━━━━━ Given entries

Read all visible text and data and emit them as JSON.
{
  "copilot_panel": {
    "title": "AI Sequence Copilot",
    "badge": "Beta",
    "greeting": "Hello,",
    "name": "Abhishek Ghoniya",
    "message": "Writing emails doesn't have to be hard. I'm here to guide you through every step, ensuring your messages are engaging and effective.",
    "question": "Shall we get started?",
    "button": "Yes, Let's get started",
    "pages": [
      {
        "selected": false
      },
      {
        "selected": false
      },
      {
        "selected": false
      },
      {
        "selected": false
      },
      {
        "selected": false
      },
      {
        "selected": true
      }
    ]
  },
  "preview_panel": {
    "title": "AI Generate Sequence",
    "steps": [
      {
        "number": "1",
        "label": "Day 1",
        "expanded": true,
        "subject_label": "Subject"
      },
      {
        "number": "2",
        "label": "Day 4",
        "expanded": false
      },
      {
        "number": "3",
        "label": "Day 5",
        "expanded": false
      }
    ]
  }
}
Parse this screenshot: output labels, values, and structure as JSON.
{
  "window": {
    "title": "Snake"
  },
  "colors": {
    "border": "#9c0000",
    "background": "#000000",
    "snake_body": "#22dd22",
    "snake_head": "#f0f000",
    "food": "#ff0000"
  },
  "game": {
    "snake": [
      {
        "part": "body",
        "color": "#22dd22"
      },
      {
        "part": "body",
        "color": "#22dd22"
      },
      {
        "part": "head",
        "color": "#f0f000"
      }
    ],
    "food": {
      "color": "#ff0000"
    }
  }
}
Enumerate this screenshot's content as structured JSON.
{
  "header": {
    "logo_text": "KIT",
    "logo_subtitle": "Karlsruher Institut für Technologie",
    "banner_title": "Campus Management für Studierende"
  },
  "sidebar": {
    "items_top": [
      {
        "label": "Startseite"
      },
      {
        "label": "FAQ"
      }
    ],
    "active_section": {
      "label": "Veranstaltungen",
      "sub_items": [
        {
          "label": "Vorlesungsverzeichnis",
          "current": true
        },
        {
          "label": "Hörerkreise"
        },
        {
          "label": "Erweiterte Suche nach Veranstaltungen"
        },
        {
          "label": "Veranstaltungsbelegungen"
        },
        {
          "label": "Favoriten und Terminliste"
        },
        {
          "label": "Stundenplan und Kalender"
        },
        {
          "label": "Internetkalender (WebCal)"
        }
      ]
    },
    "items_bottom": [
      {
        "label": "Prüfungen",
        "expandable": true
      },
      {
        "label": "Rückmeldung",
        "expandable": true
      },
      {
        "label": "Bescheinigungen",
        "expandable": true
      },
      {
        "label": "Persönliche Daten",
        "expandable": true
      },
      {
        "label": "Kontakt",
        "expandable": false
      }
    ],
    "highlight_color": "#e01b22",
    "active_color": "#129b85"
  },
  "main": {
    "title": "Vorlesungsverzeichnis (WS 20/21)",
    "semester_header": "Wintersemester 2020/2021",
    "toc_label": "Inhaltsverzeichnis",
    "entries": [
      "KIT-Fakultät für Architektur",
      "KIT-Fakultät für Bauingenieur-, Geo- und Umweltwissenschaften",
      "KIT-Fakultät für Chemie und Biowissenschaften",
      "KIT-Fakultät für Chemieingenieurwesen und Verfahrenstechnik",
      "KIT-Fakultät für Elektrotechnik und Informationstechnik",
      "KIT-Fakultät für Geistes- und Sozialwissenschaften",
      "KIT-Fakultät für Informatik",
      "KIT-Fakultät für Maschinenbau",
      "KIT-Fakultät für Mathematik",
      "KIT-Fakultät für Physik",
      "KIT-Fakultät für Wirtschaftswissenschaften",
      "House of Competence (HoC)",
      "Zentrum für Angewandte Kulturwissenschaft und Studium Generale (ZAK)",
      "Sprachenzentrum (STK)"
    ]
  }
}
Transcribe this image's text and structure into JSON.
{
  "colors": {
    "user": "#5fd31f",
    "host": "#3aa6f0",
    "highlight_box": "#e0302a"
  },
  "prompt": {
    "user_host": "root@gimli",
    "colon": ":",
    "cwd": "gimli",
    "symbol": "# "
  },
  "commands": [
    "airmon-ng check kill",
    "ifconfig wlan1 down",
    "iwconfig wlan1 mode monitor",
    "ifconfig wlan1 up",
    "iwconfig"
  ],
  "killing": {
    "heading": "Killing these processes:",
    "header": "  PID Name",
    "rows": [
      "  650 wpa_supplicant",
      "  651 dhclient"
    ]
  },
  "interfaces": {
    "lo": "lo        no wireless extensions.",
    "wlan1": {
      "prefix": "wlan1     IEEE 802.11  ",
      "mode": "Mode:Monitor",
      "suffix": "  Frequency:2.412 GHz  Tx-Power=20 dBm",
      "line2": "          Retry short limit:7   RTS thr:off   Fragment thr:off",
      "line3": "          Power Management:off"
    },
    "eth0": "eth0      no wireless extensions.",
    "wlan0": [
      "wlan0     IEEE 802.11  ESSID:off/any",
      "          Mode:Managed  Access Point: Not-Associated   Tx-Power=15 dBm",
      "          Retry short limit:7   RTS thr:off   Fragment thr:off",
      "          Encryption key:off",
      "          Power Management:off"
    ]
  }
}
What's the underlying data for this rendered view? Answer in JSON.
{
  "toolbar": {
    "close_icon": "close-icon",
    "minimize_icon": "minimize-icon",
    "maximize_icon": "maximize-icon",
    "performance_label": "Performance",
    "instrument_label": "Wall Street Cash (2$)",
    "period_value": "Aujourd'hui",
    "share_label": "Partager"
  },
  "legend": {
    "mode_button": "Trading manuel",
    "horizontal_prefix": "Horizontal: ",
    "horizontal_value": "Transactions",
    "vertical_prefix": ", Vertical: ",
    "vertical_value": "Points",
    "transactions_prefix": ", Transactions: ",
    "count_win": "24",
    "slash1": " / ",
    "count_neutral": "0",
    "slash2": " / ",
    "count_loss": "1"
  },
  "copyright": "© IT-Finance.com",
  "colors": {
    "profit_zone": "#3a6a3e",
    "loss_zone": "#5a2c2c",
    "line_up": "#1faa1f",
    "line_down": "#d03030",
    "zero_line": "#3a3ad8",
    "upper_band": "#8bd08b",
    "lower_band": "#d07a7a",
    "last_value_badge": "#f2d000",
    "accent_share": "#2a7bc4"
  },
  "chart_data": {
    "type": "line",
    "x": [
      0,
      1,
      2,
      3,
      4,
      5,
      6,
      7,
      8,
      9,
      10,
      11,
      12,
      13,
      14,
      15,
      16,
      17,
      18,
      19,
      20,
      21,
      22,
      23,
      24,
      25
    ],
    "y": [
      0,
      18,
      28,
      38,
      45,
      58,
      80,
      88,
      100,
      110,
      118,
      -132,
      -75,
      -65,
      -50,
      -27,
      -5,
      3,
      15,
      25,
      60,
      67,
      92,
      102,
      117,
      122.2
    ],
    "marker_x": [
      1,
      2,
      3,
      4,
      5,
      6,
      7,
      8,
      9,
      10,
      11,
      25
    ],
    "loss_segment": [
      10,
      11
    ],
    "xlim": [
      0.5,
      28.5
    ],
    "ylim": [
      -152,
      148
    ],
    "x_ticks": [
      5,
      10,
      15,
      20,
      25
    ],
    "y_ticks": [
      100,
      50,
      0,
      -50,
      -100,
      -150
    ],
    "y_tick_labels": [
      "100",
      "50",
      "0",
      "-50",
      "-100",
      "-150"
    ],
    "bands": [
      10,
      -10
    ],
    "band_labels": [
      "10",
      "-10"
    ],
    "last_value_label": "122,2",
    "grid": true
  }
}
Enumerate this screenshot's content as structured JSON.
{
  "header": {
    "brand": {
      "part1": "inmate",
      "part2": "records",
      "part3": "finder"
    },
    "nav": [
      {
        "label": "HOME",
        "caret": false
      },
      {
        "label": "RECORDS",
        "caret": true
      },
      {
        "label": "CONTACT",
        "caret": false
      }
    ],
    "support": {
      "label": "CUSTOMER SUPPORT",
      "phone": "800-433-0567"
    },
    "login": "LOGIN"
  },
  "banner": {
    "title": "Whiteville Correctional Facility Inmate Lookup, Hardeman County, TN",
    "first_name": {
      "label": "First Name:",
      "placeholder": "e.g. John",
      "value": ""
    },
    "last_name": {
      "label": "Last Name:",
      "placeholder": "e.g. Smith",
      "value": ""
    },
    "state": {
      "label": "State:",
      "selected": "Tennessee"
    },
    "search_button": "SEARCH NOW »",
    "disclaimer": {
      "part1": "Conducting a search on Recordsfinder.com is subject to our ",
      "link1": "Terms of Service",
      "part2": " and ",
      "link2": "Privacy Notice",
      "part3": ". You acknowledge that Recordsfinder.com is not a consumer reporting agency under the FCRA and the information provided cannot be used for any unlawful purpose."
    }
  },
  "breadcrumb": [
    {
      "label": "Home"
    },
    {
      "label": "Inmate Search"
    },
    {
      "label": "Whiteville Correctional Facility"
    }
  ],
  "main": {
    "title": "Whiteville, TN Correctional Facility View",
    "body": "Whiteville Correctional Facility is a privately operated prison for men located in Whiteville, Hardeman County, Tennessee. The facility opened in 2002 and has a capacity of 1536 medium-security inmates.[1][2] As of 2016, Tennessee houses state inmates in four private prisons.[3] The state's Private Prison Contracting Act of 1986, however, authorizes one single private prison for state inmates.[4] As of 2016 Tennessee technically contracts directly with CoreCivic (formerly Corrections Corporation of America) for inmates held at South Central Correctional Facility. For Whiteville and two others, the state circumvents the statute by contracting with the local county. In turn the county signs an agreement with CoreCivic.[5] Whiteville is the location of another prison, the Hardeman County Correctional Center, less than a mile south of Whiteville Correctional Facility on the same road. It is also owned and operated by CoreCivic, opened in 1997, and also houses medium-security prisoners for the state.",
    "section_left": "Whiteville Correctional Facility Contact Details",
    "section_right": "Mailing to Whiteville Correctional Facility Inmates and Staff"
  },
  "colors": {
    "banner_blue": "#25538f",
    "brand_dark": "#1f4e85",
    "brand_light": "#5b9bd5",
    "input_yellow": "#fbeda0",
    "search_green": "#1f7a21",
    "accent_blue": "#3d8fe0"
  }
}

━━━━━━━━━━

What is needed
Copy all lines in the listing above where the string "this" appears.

Problem solution
Parse this screenshot: output labels, values, and structure as JSON.
Enumerate this screenshot's content as structured JSON.
Transcribe this image's text and structure into JSON.
What's the underlying data for this rendered view? Answer in JSON.
Enumerate this screenshot's content as structured JSON.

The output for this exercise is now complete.